_Activity_
Look through the data below for the string "photo", and copy every line where it turns up.

_Data under study_

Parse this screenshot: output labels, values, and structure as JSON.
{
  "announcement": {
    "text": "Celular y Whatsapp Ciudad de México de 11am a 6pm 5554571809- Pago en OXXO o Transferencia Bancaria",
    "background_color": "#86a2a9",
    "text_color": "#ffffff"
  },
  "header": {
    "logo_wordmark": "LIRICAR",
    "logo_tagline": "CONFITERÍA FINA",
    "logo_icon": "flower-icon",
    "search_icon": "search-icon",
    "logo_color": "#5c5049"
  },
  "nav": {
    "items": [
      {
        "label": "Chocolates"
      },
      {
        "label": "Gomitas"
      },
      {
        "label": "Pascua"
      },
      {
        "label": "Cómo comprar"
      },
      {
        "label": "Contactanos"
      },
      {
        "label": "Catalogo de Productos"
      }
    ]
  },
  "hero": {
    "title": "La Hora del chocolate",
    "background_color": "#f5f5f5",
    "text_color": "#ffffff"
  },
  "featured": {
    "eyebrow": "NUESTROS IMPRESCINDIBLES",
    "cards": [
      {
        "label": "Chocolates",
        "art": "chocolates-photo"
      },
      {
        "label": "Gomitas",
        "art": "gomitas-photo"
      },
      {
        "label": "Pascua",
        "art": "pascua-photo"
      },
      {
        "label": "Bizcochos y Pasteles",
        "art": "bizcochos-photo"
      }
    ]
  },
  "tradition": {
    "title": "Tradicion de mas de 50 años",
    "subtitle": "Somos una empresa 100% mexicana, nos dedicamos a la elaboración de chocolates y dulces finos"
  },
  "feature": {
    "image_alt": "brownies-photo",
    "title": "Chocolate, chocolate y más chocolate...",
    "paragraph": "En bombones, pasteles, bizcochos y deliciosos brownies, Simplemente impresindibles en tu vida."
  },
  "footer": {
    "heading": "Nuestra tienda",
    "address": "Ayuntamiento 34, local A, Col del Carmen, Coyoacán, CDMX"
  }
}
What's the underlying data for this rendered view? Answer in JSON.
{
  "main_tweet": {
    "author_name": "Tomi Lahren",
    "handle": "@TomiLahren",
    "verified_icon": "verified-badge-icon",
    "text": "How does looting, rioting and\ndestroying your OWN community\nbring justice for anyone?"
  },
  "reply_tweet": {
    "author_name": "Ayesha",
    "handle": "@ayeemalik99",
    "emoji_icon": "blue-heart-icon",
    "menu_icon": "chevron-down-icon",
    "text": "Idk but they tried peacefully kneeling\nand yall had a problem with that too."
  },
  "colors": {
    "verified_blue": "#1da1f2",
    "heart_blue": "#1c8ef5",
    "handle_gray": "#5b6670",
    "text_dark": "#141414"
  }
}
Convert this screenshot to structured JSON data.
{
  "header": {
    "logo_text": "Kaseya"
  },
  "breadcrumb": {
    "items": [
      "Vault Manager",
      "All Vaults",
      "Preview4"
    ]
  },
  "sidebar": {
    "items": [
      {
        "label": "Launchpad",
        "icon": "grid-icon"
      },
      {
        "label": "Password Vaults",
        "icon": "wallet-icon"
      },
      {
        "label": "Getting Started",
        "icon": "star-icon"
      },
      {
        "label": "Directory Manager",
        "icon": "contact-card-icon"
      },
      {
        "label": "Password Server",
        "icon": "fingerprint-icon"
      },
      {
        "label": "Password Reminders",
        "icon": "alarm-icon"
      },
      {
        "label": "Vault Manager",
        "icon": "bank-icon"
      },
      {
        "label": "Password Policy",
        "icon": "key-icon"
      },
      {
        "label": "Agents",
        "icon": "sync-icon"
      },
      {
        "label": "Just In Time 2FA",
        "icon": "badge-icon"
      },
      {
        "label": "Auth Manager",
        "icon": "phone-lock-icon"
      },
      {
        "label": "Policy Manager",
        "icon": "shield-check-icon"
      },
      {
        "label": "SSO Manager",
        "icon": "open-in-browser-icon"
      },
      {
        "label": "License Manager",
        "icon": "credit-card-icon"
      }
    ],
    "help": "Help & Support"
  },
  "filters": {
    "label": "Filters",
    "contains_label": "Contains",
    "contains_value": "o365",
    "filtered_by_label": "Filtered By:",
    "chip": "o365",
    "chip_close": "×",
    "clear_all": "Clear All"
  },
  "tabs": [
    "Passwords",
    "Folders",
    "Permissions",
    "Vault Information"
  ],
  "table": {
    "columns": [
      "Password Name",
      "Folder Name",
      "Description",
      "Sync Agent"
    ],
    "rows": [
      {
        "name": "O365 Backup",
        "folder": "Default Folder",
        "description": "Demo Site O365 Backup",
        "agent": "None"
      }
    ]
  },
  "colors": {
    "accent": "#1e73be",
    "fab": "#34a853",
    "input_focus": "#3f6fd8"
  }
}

_Problem solution_
        "art": "chocolates-photo"
        "art": "gomitas-photo"
        "art": "pascua-photo"
        "art": "bizcochos-photo"
    "image_alt": "brownies-photo",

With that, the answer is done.